Posted in Industry News

In conjunction with tonight’s screening on 4 Corners of ‘Outbreak – The quarantine failures putting the Australian economy at risk’ I would like to provide some context regarding the white spot issue which has been a public policy failure on many levels including (1) screening for disease at the border, (2) an import risk assessment process that did not properly take into account the risk of the white spot virus in imported prawn and prawn products form countries that have white spot declared fisheries, (3) a porous border control regime that allowed some importers to game the system and (4) a total denial of responsibility for the impacts on the wild harvest sector from the only level of government that controls the border – the Federal government.

Recently, the QSIA President Keith Harris contacted Ms Michelle Landry, Member for Capricornia regarding assistance for commercial fishers impacted by white spot. The response from the Hon David Littleproud MP, Minister for Agriculture and Water Resources asserted that by the association not accepting an offer to enter into an aquatic emergency animal diseases response agreement (Aquatic EADRA) industry was denied access to assistance.
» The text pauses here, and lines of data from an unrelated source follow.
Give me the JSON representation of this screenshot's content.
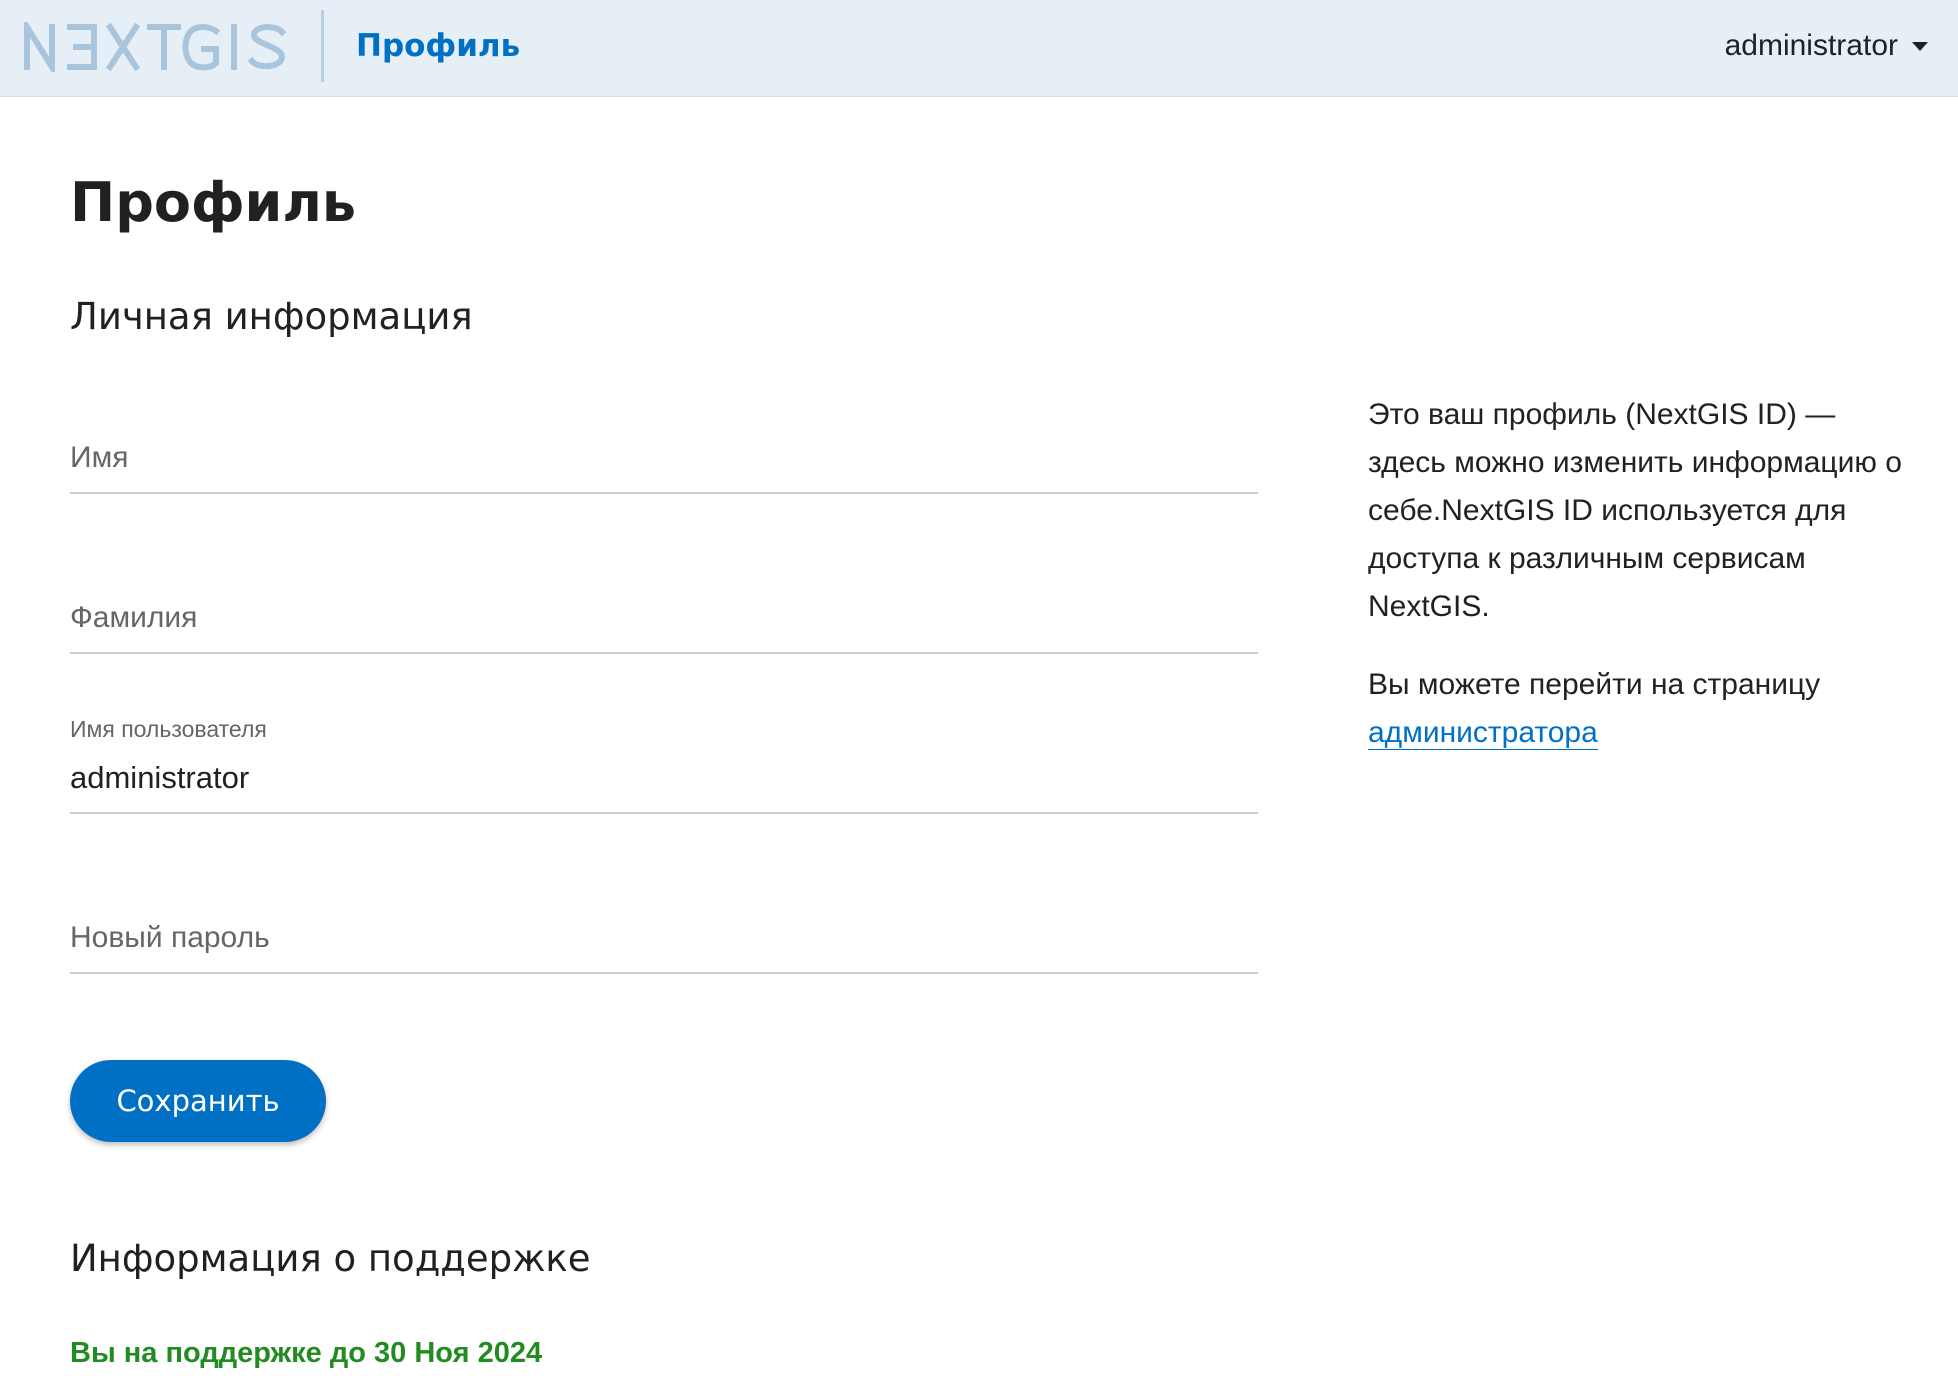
{
  "header": {
    "logo_text": "NEXTGIS",
    "nav_link": "Профиль",
    "user_menu_label": "administrator"
  },
  "page": {
    "title": "Профиль"
  },
  "personal_info": {
    "section_title": "Личная информация",
    "first_name": {
      "placeholder": "Имя",
      "value": ""
    },
    "last_name": {
      "placeholder": "Фамилия",
      "value": ""
    },
    "username": {
      "label": "Имя пользователя",
      "value": "administrator"
    },
    "new_password": {
      "placeholder": "Новый пароль",
      "value": ""
    },
    "save_label": "Сохранить"
  },
  "support": {
    "section_title": "Информация о поддержке",
    "status_text": "Вы на поддержке до 30 Ноя 2024"
  },
  "aside": {
    "description": "Это ваш профиль (NextGIS ID) — здесь можно изменить информацию о себе.NextGIS ID используется для доступа к различным сервисам NextGIS.",
    "admin_prompt": "Вы можете перейти на страницу",
    "admin_link": "администратора"
  },
  "colors": {
    "accent": "#0070c5",
    "header_bg": "#e6eef6",
    "support_ok": "#228b22",
    "logo": "#a9c4dd"
  }
}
This is not the case for the following reasons:

  • Commercial fishers have no control of the policy or operational aspects of pre-border and border controls – that responsibility rests with the Federal government.
  • Farm based responses to eradicate disease, such as using chlorine on prawn farms to destroy white spot would not be allowed in open waters under State environmental legislation.
  • While there was no immediate certainty about how and when the Government would address these failures, the QSIA has arrived at the conclusion that the EADRA is an attempt to shift responsibility to industry.
  • There is limited, if any, ability to control what occurs in the marine environment from commercial fishers.

QSIA Response to Minister_WSD_11 June 2018

The association could never enter into an agreement on behalf of industry because it is a state-based industry body not a national body.  The Federal government has stated on more than one occasion that it let an opportunity slip by.  Not so.  A deed is the government’s way to minimise its responsibilities in the event of a biosecurity incident.  Signatories to a deed are in effect claiming some of the responsibility for the costs of a biosecurity response.

A former QSIA President, wrote to the Federal government making this point some 11 years ago and was ignored: QSIA 2007_Letter to Biosecurity Australia

The association received funding from the Federal government to develop biosecurity materials that, at the time of the white spot incursion did not exist. The association in collaboration with the State government, commercial fishers and Dr Ben Diggles created a suit of information for use by industry. Unfortunately, the development of the material cannot assist commercial fishing businesses financially impacted by white spot.

Biosecurity Material

The reviews, submissions and testimony from government officials, commercial fishers, prawn farmers, biosecurity experts and industry associations paint an exceptionally bad situation with respect to the protection offered to our marine environment and the industries that rely on the ‘border cops’ to secure our borders from diseases like white spot.

Inspector-General of Biosecurity (including submissions)

Rural and Regional Affairs and Transport Legislation Committee

Submissions to Rural and Regional Affairs and Transport Legislation Committee

A great media release from Seafood Industry Australia – SIA responds to ABC Four Corners episode on white spot virus.

The association hopes that a class action process amongst commercial fishing businesses succeeds and sets a new precedent and holds the Federal government accountable for its failure to protect industry.

The issues raised in the 4 Corners program are a damning indictment on the border cop – their failure has led to business and personal distress amongst my industry as well as prawn farmers – our suffering is real which has never been addressed by the Federal government.  Real leadership is admitting to mistakes and correcting them – two years and counting and still no admission of wrong doing or restitution for commercial fishers.

Author: Eric Perez, CEO – Queensland Seafood Industry Association

Image: Biosecurity Plan for the East Coast Otter Trawl Fishery, page 17, photograph Dr Ben Diggles, DigsFish Services

The content of this post is provided for information purposes only and unless otherwise stated is not formal QSIA policy. The information on these posts are provided on the basis that all persons accessing the information undertake their own responsibility for assessing the relevance and accuracy of it.

Commercial fishing families under continuing distress